There is less than six months to go before a major change in emissions regulations has a considerable impact on tug and workboat design, construction and operation
From January 2021, IMO Tier III regulations for commercial vessels with diesel engines will come into force. This imposes rules on the emissions from diesel engines on vessels with a total power of more than 130 kW, and with their keel laying date after 1 January 2021.
Vessels built after this date will need cleaner diesel engines and after treatment systems to minimise nitrogen, sulphur oxide and particulate matter emissions.

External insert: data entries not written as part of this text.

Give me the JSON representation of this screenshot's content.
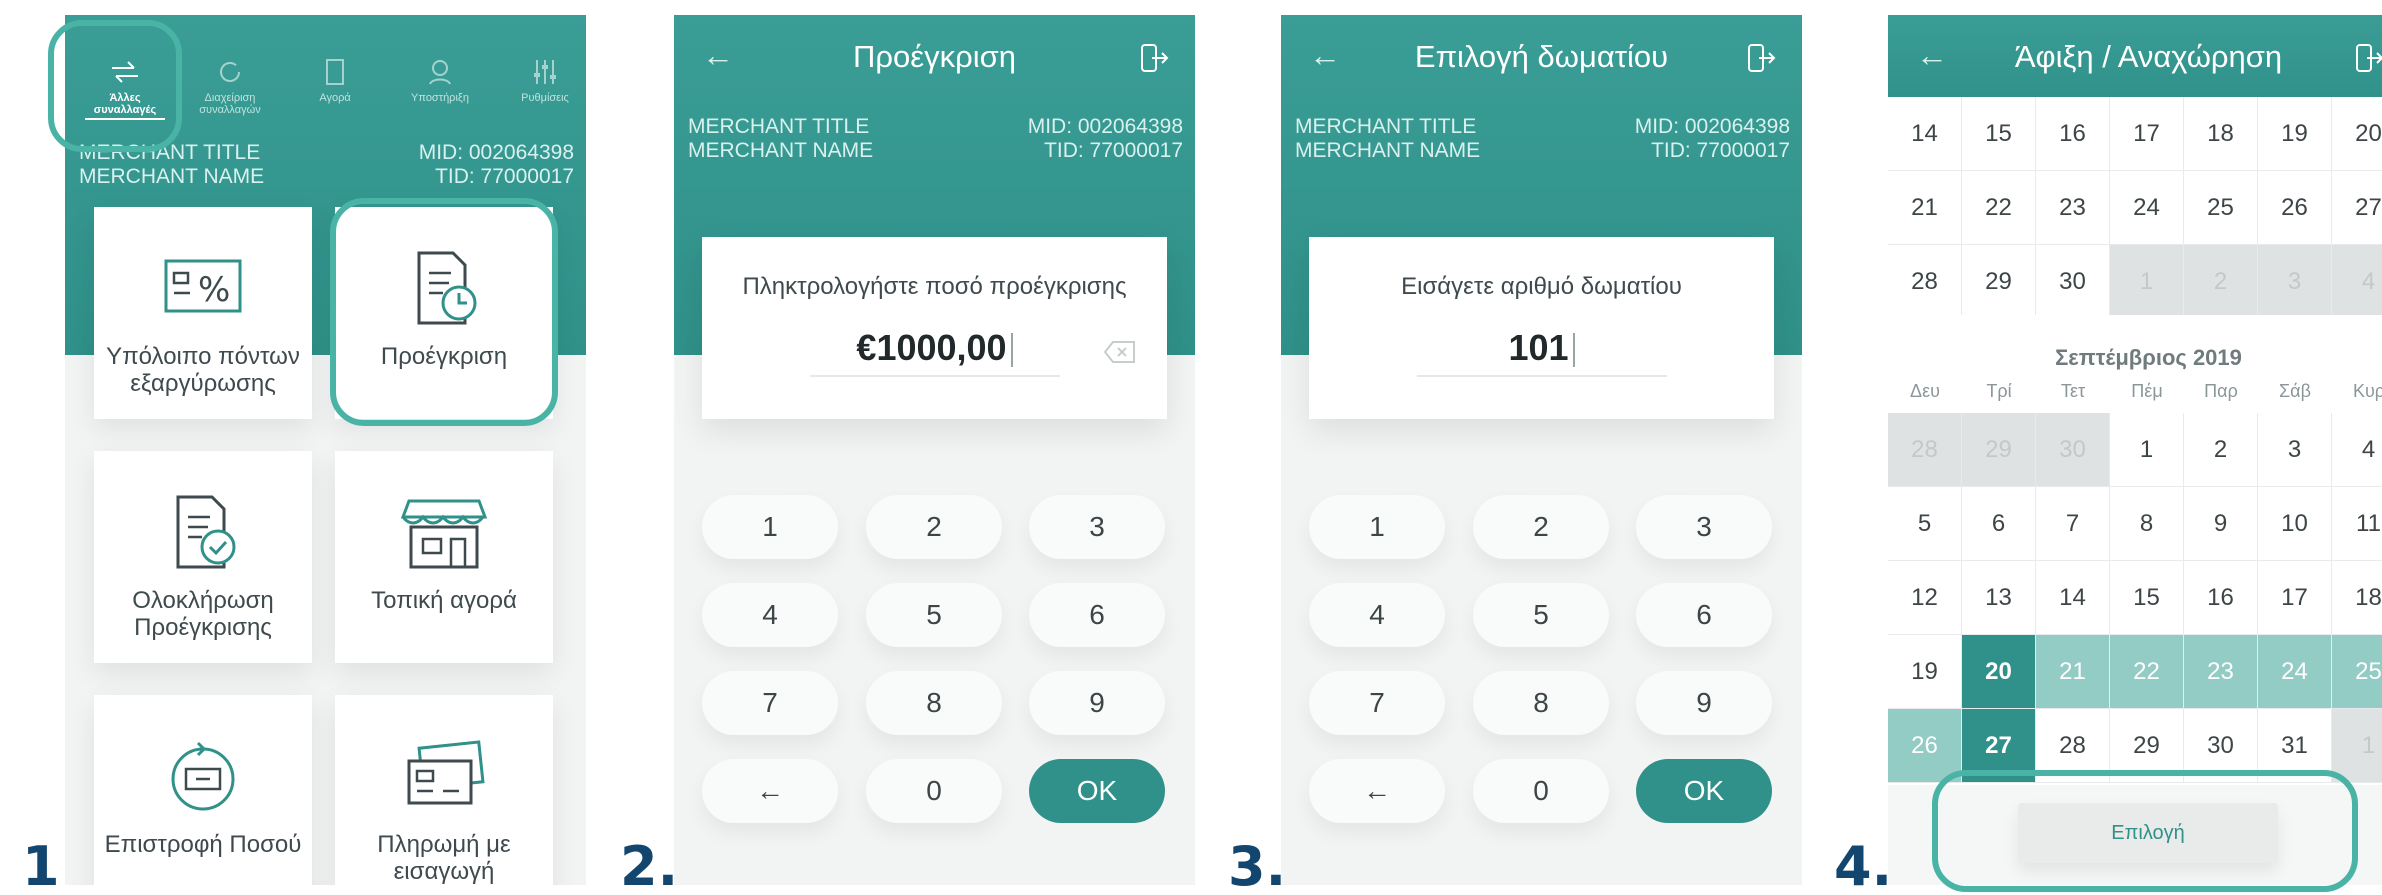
{
  "steps": [
    "1.",
    "2.",
    "3.",
    "4."
  ],
  "colors": {
    "teal": "#2f9189",
    "highlight": "#49b3a6",
    "step_number": "#13466e"
  },
  "screen1": {
    "top_tabs": [
      {
        "label": "Άλλες συναλλαγές",
        "icon": "arrows-icon",
        "active": true
      },
      {
        "label": "Διαχείριση συναλλαγών",
        "icon": "refresh-icon",
        "active": false
      },
      {
        "label": "Αγορά",
        "icon": "card-icon",
        "active": false
      },
      {
        "label": "Υποστήριξη",
        "icon": "support-icon",
        "active": false
      },
      {
        "label": "Ρυθμίσεις",
        "icon": "sliders-icon",
        "active": false
      }
    ],
    "merchant_title": "MERCHANT TITLE",
    "merchant_name": "MERCHANT NAME",
    "mid": "MID: 002064398",
    "tid": "TID: 77000017",
    "tiles": [
      {
        "label": "Υπόλοιπο πόντων εξαργύρωσης",
        "icon": "points-percent-icon"
      },
      {
        "label": "Προέγκριση",
        "icon": "document-clock-icon"
      },
      {
        "label": "Ολοκλήρωση Προέγκρισης",
        "icon": "document-check-icon"
      },
      {
        "label": "Τοπική αγορά",
        "icon": "store-icon"
      },
      {
        "label": "Επιστροφή Ποσού",
        "icon": "refund-icon"
      },
      {
        "label": "Πληρωμή με εισαγωγή",
        "icon": "cards-icon"
      }
    ]
  },
  "screen2": {
    "title": "Προέγκριση",
    "merchant_title": "MERCHANT TITLE",
    "merchant_name": "MERCHANT NAME",
    "mid": "MID: 002064398",
    "tid": "TID: 77000017",
    "prompt": "Πληκτρολογήστε ποσό προέγκρισης",
    "value": "€1000,00",
    "keys": [
      "1",
      "2",
      "3",
      "4",
      "5",
      "6",
      "7",
      "8",
      "9",
      "←",
      "0",
      "OK"
    ]
  },
  "screen3": {
    "title": "Επιλογή δωματίου",
    "merchant_title": "MERCHANT TITLE",
    "merchant_name": "MERCHANT NAME",
    "mid": "MID: 002064398",
    "tid": "TID: 77000017",
    "prompt": "Εισάγετε αριθμό δωματίου",
    "value": "101",
    "keys": [
      "1",
      "2",
      "3",
      "4",
      "5",
      "6",
      "7",
      "8",
      "9",
      "←",
      "0",
      "OK"
    ]
  },
  "screen4": {
    "title": "Άφιξη / Αναχώρηση",
    "prev_month_rows": [
      [
        {
          "d": "14"
        },
        {
          "d": "15"
        },
        {
          "d": "16"
        },
        {
          "d": "17"
        },
        {
          "d": "18"
        },
        {
          "d": "19"
        },
        {
          "d": "20"
        }
      ],
      [
        {
          "d": "21"
        },
        {
          "d": "22"
        },
        {
          "d": "23"
        },
        {
          "d": "24"
        },
        {
          "d": "25"
        },
        {
          "d": "26"
        },
        {
          "d": "27"
        }
      ],
      [
        {
          "d": "28"
        },
        {
          "d": "29"
        },
        {
          "d": "30"
        },
        {
          "d": "1",
          "s": "out"
        },
        {
          "d": "2",
          "s": "out"
        },
        {
          "d": "3",
          "s": "out"
        },
        {
          "d": "4",
          "s": "out"
        }
      ]
    ],
    "month_title": "Σεπτέμβριος 2019",
    "weekdays": [
      "Δευ",
      "Τρί",
      "Τετ",
      "Πέμ",
      "Παρ",
      "Σάβ",
      "Κυρ"
    ],
    "month_rows": [
      [
        {
          "d": "28",
          "s": "out"
        },
        {
          "d": "29",
          "s": "out"
        },
        {
          "d": "30",
          "s": "out"
        },
        {
          "d": "1"
        },
        {
          "d": "2"
        },
        {
          "d": "3"
        },
        {
          "d": "4"
        }
      ],
      [
        {
          "d": "5"
        },
        {
          "d": "6"
        },
        {
          "d": "7"
        },
        {
          "d": "8"
        },
        {
          "d": "9"
        },
        {
          "d": "10"
        },
        {
          "d": "11"
        }
      ],
      [
        {
          "d": "12"
        },
        {
          "d": "13"
        },
        {
          "d": "14"
        },
        {
          "d": "15"
        },
        {
          "d": "16"
        },
        {
          "d": "17"
        },
        {
          "d": "18"
        }
      ],
      [
        {
          "d": "19"
        },
        {
          "d": "20",
          "s": "sel"
        },
        {
          "d": "21",
          "s": "range"
        },
        {
          "d": "22",
          "s": "range"
        },
        {
          "d": "23",
          "s": "range"
        },
        {
          "d": "24",
          "s": "range"
        },
        {
          "d": "25",
          "s": "range"
        }
      ],
      [
        {
          "d": "26",
          "s": "range"
        },
        {
          "d": "27",
          "s": "sel"
        },
        {
          "d": "28"
        },
        {
          "d": "29"
        },
        {
          "d": "30"
        },
        {
          "d": "31"
        },
        {
          "d": "1",
          "s": "out"
        }
      ]
    ],
    "select_label": "Επιλογή"
  }
}
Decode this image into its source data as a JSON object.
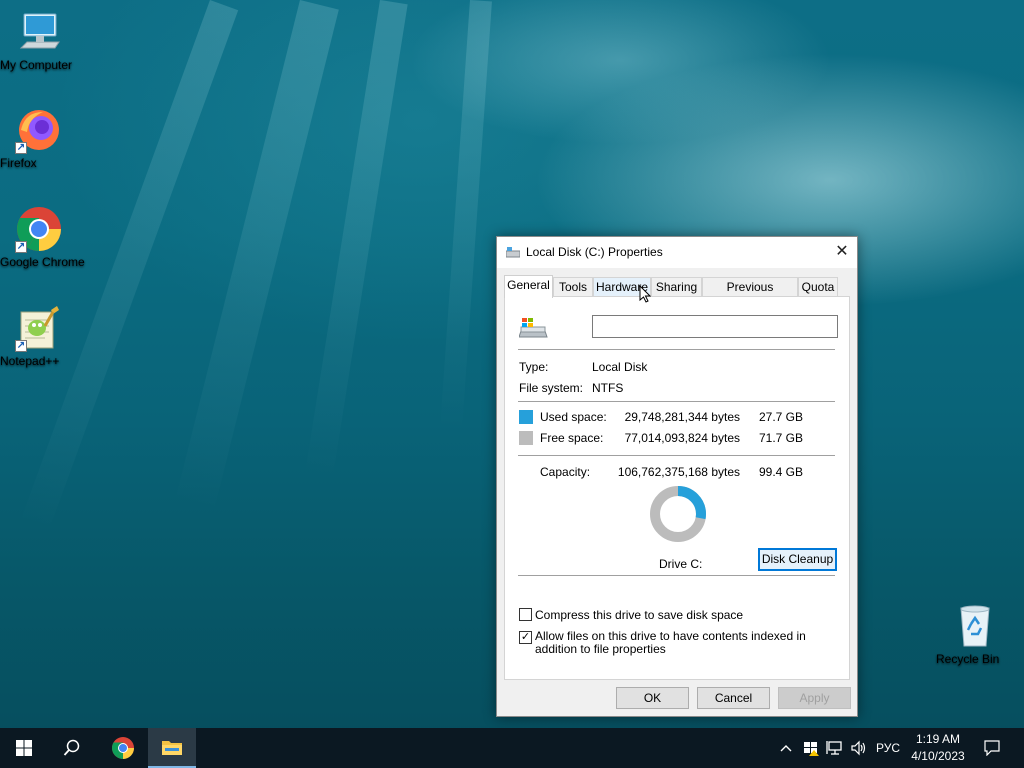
{
  "desktop": {
    "icons": [
      {
        "label": "My Computer",
        "icon": "computer-icon"
      },
      {
        "label": "Firefox",
        "icon": "firefox-icon"
      },
      {
        "label": "Google Chrome",
        "icon": "chrome-icon"
      },
      {
        "label": "Notepad++",
        "icon": "notepadpp-icon"
      },
      {
        "label": "Recycle Bin",
        "icon": "recycle-bin-icon"
      }
    ]
  },
  "dialog": {
    "title": "Local Disk (C:) Properties",
    "close_label": "✕",
    "tabs": [
      {
        "label": "General",
        "active": true
      },
      {
        "label": "Tools",
        "active": false
      },
      {
        "label": "Hardware",
        "active": false
      },
      {
        "label": "Sharing",
        "active": false
      },
      {
        "label": "Previous Versions",
        "active": false
      },
      {
        "label": "Quota",
        "active": false
      }
    ],
    "general": {
      "name_value": "",
      "type_label": "Type:",
      "type_value": "Local Disk",
      "fs_label": "File system:",
      "fs_value": "NTFS",
      "used_label": "Used space:",
      "used_bytes": "29,748,281,344 bytes",
      "used_gb": "27.7 GB",
      "free_label": "Free space:",
      "free_bytes": "77,014,093,824 bytes",
      "free_gb": "71.7 GB",
      "capacity_label": "Capacity:",
      "capacity_bytes": "106,762,375,168 bytes",
      "capacity_gb": "99.4 GB",
      "drive_label": "Drive C:",
      "disk_cleanup_label": "Disk Cleanup",
      "compress_label": "Compress this drive to save disk space",
      "compress_checked": false,
      "index_label": "Allow files on this drive to have contents indexed in addition to file properties",
      "index_checked": true,
      "used_fraction": 0.279,
      "used_color": "#26a0da",
      "free_color": "#bcbcbc"
    },
    "buttons": {
      "ok": "OK",
      "cancel": "Cancel",
      "apply": "Apply"
    }
  },
  "taskbar": {
    "language": "РУС",
    "time": "1:19 AM",
    "date": "4/10/2023"
  }
}
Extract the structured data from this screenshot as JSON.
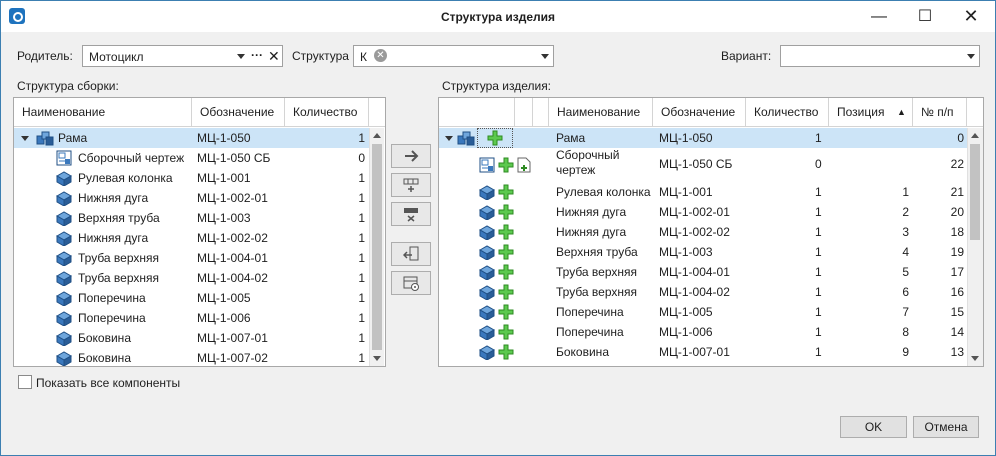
{
  "window": {
    "title": "Структура изделия",
    "minimize": "—",
    "maximize": "☐",
    "close": "✕"
  },
  "top": {
    "parent_label": "Родитель:",
    "parent_value": "Мотоцикл",
    "parent_dots": "···",
    "parent_clear": "✕",
    "structure_label": "Структура",
    "structure_value": "К",
    "variant_label": "Вариант:",
    "variant_value": ""
  },
  "left": {
    "section_label": "Структура сборки:",
    "columns": [
      "Наименование",
      "Обозначение",
      "Количество"
    ],
    "rows": [
      {
        "name": "Рама",
        "code": "МЦ-1-050",
        "qty": "1",
        "icon": "assembly-icon",
        "selected": true,
        "expandable": true
      },
      {
        "name": "Сборочный чертеж",
        "code": "МЦ-1-050 СБ",
        "qty": "0",
        "icon": "drawing-icon"
      },
      {
        "name": "Рулевая колонка",
        "code": "МЦ-1-001",
        "qty": "1",
        "icon": "part-icon"
      },
      {
        "name": "Нижняя дуга",
        "code": "МЦ-1-002-01",
        "qty": "1",
        "icon": "part-icon"
      },
      {
        "name": "Верхняя труба",
        "code": "МЦ-1-003",
        "qty": "1",
        "icon": "part-icon"
      },
      {
        "name": "Нижняя дуга",
        "code": "МЦ-1-002-02",
        "qty": "1",
        "icon": "part-icon"
      },
      {
        "name": "Труба верхняя",
        "code": "МЦ-1-004-01",
        "qty": "1",
        "icon": "part-icon"
      },
      {
        "name": "Труба верхняя",
        "code": "МЦ-1-004-02",
        "qty": "1",
        "icon": "part-icon"
      },
      {
        "name": "Поперечина",
        "code": "МЦ-1-005",
        "qty": "1",
        "icon": "part-icon"
      },
      {
        "name": "Поперечина",
        "code": "МЦ-1-006",
        "qty": "1",
        "icon": "part-icon"
      },
      {
        "name": "Боковина",
        "code": "МЦ-1-007-01",
        "qty": "1",
        "icon": "part-icon"
      },
      {
        "name": "Боковина",
        "code": "МЦ-1-007-02",
        "qty": "1",
        "icon": "part-icon"
      }
    ],
    "show_all_label": "Показать все компоненты"
  },
  "middle_buttons": [
    {
      "name": "add-to-structure-button",
      "icon": "arrow-right-icon"
    },
    {
      "name": "insert-row-button",
      "icon": "table-add-icon"
    },
    {
      "name": "delete-row-button",
      "icon": "table-delete-icon"
    },
    {
      "name": "return-button",
      "icon": "return-doc-icon"
    },
    {
      "name": "settings-table-button",
      "icon": "table-settings-icon"
    }
  ],
  "right": {
    "section_label": "Структура изделия:",
    "columns": [
      "Наименование",
      "Обозначение",
      "Количество",
      "Позиция",
      "№ п/п"
    ],
    "sort_indicator": "▲",
    "rows": [
      {
        "name": "Рама",
        "code": "МЦ-1-050",
        "qty": "1",
        "pos": "",
        "num": "0",
        "icon": "assembly-icon",
        "selected": true
      },
      {
        "name": "Сборочный чертеж",
        "name2": "",
        "code": "МЦ-1-050 СБ",
        "qty": "0",
        "pos": "",
        "num": "22",
        "icon": "drawing-icon"
      },
      {
        "name": "Рулевая колонка",
        "code": "МЦ-1-001",
        "qty": "1",
        "pos": "1",
        "num": "21",
        "icon": "part-icon"
      },
      {
        "name": "Нижняя дуга",
        "code": "МЦ-1-002-01",
        "qty": "1",
        "pos": "2",
        "num": "20",
        "icon": "part-icon"
      },
      {
        "name": "Нижняя дуга",
        "code": "МЦ-1-002-02",
        "qty": "1",
        "pos": "3",
        "num": "18",
        "icon": "part-icon"
      },
      {
        "name": "Верхняя труба",
        "code": "МЦ-1-003",
        "qty": "1",
        "pos": "4",
        "num": "19",
        "icon": "part-icon"
      },
      {
        "name": "Труба верхняя",
        "code": "МЦ-1-004-01",
        "qty": "1",
        "pos": "5",
        "num": "17",
        "icon": "part-icon"
      },
      {
        "name": "Труба верхняя",
        "code": "МЦ-1-004-02",
        "qty": "1",
        "pos": "6",
        "num": "16",
        "icon": "part-icon"
      },
      {
        "name": "Поперечина",
        "code": "МЦ-1-005",
        "qty": "1",
        "pos": "7",
        "num": "15",
        "icon": "part-icon"
      },
      {
        "name": "Поперечина",
        "code": "МЦ-1-006",
        "qty": "1",
        "pos": "8",
        "num": "14",
        "icon": "part-icon"
      },
      {
        "name": "Боковина",
        "code": "МЦ-1-007-01",
        "qty": "1",
        "pos": "9",
        "num": "13",
        "icon": "part-icon"
      }
    ]
  },
  "footer": {
    "ok": "OK",
    "cancel": "Отмена"
  },
  "colors": {
    "selection": "#cce4f7",
    "accent": "#1e73be",
    "plus_green": "#3cb043",
    "part_blue": "#2f6fb5"
  }
}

This could lead to a rush to order new tugs and workboats before that date if owners want to miss this restricting ruling. It is already in the minds of some tug and workboat builders as they produce vessels that can be retrofitted with emissions abatement technology.
Builders and naval architects have developed designs with additional space in their enginerooms to install selective catalytic reduction (SCR) equipment for removing NOx and particulates from diesel emissions, ready for IMO Tier III requirements.
Neptune Marine has worked with engine manufacturers to develop its portfolio to comply with the upcoming environmental regulations.
Damen Shipyards is already producing tugs for its clients that are designed with space for future retrofits and Robert Allan designs can also be used to build tugs to IMO Tier III requirements.
US tug owners are ahead of the curve with more vessels built in their nation’s shipyards to US Environmental Protection Agency’s Tier 4 emissions requirements, which are similar to IMO Tier III.
Some owners in Europe have tugs on order that will comply with IMO Tier III requirements when they are delivered.
P&O Reyser has ordered a harbour tug to comply with IMO Tier III to support container ships berthing at Barcelona, Spain. P&O Maritime Logistics chief executive Martin Helweg said this tug is under construction at DP World’s Drydocks World in Dubai for delivery in Q4 2020. “We have developed an innovative tug concept for our operations in Spain,” he said.
This eco-silent tractor tug will have a pair of diesel engines with SCR exhaust-gas emissions after-treatment systems to comply with IMO Tier III. This is an asymmetric tractor tug ATT 2020 designed by Cintranaval Ship Design.
Engine manufacturers are ready with SCR additions to their diesel main engines. But one manufacturer has developed engine technology that does not require SCR to comply with IMO Tier III.
Wabtec subsidiary GE Transportation has developed an alternative approach to reduce NOx emissions for compliance with IMO Tier III and EPA Tier 4.
It uses exhaust gas recirculation (EGR) and two-stage turbochargers on its medium-speed engines to reduce NOx without compromising on fuel efficiency. These engines have already been installed on tugs operated by Foss Maritime, Shaver Towing, Reinauer Transportation and Ingram Marine.
GE Transportation director global sales Sander Jacobs will explain this engine technology in the next issue of Tug Technology & Business. As will a full and exclusive interview with Martin Helweg.
Technologies for complying with future emissions regulations will be discussed during Riviera Maritime Media’s Webinar Week series in Q3 2020, use this link for more details